Top of Records supplied

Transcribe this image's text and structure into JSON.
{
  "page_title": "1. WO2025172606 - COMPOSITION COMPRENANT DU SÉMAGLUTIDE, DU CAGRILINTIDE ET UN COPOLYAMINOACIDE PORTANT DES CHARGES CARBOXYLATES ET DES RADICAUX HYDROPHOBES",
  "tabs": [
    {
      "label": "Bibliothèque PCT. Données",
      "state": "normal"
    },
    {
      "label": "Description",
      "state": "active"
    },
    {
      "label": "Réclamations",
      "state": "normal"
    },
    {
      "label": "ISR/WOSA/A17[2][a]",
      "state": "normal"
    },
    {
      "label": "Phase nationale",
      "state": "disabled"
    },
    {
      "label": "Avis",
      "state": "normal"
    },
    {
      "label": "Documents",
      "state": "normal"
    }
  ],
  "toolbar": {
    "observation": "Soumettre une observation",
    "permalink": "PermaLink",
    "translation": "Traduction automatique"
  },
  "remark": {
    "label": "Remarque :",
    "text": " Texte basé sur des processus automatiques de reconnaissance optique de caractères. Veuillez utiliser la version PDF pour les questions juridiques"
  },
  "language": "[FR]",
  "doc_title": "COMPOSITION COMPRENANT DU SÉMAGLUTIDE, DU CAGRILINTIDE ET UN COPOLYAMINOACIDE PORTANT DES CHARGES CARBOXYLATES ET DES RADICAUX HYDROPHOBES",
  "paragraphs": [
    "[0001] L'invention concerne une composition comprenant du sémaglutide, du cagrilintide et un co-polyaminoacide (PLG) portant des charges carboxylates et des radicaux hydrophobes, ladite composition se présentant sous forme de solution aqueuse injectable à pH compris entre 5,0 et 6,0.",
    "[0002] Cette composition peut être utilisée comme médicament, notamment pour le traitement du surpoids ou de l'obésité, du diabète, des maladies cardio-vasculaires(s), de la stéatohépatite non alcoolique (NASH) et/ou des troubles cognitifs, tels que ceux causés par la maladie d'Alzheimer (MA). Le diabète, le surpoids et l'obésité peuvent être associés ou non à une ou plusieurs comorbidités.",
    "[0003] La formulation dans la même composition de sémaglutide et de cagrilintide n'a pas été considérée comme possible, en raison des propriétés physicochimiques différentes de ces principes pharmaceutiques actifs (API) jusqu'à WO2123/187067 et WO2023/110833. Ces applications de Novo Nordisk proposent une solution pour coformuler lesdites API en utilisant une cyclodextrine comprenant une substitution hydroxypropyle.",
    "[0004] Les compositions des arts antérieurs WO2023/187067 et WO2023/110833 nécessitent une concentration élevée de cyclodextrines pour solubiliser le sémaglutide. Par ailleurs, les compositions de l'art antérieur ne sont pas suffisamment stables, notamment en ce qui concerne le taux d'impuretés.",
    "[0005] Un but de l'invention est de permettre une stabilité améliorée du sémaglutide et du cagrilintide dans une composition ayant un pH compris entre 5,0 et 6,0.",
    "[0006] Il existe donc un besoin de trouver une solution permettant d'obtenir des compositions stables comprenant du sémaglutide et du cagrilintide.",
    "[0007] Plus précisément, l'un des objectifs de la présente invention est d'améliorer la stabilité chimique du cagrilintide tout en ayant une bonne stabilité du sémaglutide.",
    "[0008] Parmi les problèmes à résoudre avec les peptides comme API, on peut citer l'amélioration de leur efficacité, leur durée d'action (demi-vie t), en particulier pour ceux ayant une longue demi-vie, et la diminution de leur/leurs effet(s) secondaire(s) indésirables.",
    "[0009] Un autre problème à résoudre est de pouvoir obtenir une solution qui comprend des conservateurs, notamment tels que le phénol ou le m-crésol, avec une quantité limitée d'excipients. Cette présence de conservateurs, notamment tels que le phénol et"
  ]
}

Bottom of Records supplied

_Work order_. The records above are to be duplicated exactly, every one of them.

_Response to this exercise_.
Transcribe this image's text and structure into JSON.
{
  "page_title": "1. WO2025172606 - COMPOSITION COMPRENANT DU SÉMAGLUTIDE, DU CAGRILINTIDE ET UN COPOLYAMINOACIDE PORTANT DES CHARGES CARBOXYLATES ET DES RADICAUX HYDROPHOBES",
  "tabs": [
    {
      "label": "Bibliothèque PCT. Données",
      "state": "normal"
    },
    {
      "label": "Description",
      "state": "active"
    },
    {
      "label": "Réclamations",
      "state": "normal"
    },
    {
      "label": "ISR/WOSA/A17[2][a]",
      "state": "normal"
    },
    {
      "label": "Phase nationale",
      "state": "disabled"
    },
    {
      "label": "Avis",
      "state": "normal"
    },
    {
      "label": "Documents",
      "state": "normal"
    }
  ],
  "toolbar": {
    "observation": "Soumettre une observation",
    "permalink": "PermaLink",
    "translation": "Traduction automatique"
  },
  "remark": {
    "label": "Remarque :",
    "text": " Texte basé sur des processus automatiques de reconnaissance optique de caractères. Veuillez utiliser la version PDF pour les questions juridiques"
  },
  "language": "[FR]",
  "doc_title": "COMPOSITION COMPRENANT DU SÉMAGLUTIDE, DU CAGRILINTIDE ET UN COPOLYAMINOACIDE PORTANT DES CHARGES CARBOXYLATES ET DES RADICAUX HYDROPHOBES",
  "paragraphs": [
    "[0001] L'invention concerne une composition comprenant du sémaglutide, du cagrilintide et un co-polyaminoacide (PLG) portant des charges carboxylates et des radicaux hydrophobes, ladite composition se présentant sous forme de solution aqueuse injectable à pH compris entre 5,0 et 6,0.",
    "[0002] Cette composition peut être utilisée comme médicament, notamment pour le traitement du surpoids ou de l'obésité, du diabète, des maladies cardio-vasculaires(s), de la stéatohépatite non alcoolique (NASH) et/ou des troubles cognitifs, tels que ceux causés par la maladie d'Alzheimer (MA). Le diabète, le surpoids et l'obésité peuvent être associés ou non à une ou plusieurs comorbidités.",
    "[0003] La formulation dans la même composition de sémaglutide et de cagrilintide n'a pas été considérée comme possible, en raison des propriétés physicochimiques différentes de ces principes pharmaceutiques actifs (API) jusqu'à WO2123/187067 et WO2023/110833. Ces applications de Novo Nordisk proposent une solution pour coformuler lesdites API en utilisant une cyclodextrine comprenant une substitution hydroxypropyle.",
    "[0004] Les compositions des arts antérieurs WO2023/187067 et WO2023/110833 nécessitent une concentration élevée de cyclodextrines pour solubiliser le sémaglutide. Par ailleurs, les compositions de l'art antérieur ne sont pas suffisamment stables, notamment en ce qui concerne le taux d'impuretés.",
    "[0005] Un but de l'invention est de permettre une stabilité améliorée du sémaglutide et du cagrilintide dans une composition ayant un pH compris entre 5,0 et 6,0.",
    "[0006] Il existe donc un besoin de trouver une solution permettant d'obtenir des compositions stables comprenant du sémaglutide et du cagrilintide.",
    "[0007] Plus précisément, l'un des objectifs de la présente invention est d'améliorer la stabilité chimique du cagrilintide tout en ayant une bonne stabilité du sémaglutide.",
    "[0008] Parmi les problèmes à résoudre avec les peptides comme API, on peut citer l'amélioration de leur efficacité, leur durée d'action (demi-vie t), en particulier pour ceux ayant une longue demi-vie, et la diminution de leur/leurs effet(s) secondaire(s) indésirables.",
    "[0009] Un autre problème à résoudre est de pouvoir obtenir une solution qui comprend des conservateurs, notamment tels que le phénol ou le m-crésol, avec une quantité limitée d'excipients. Cette présence de conservateurs, notamment tels que le phénol et"
  ]
}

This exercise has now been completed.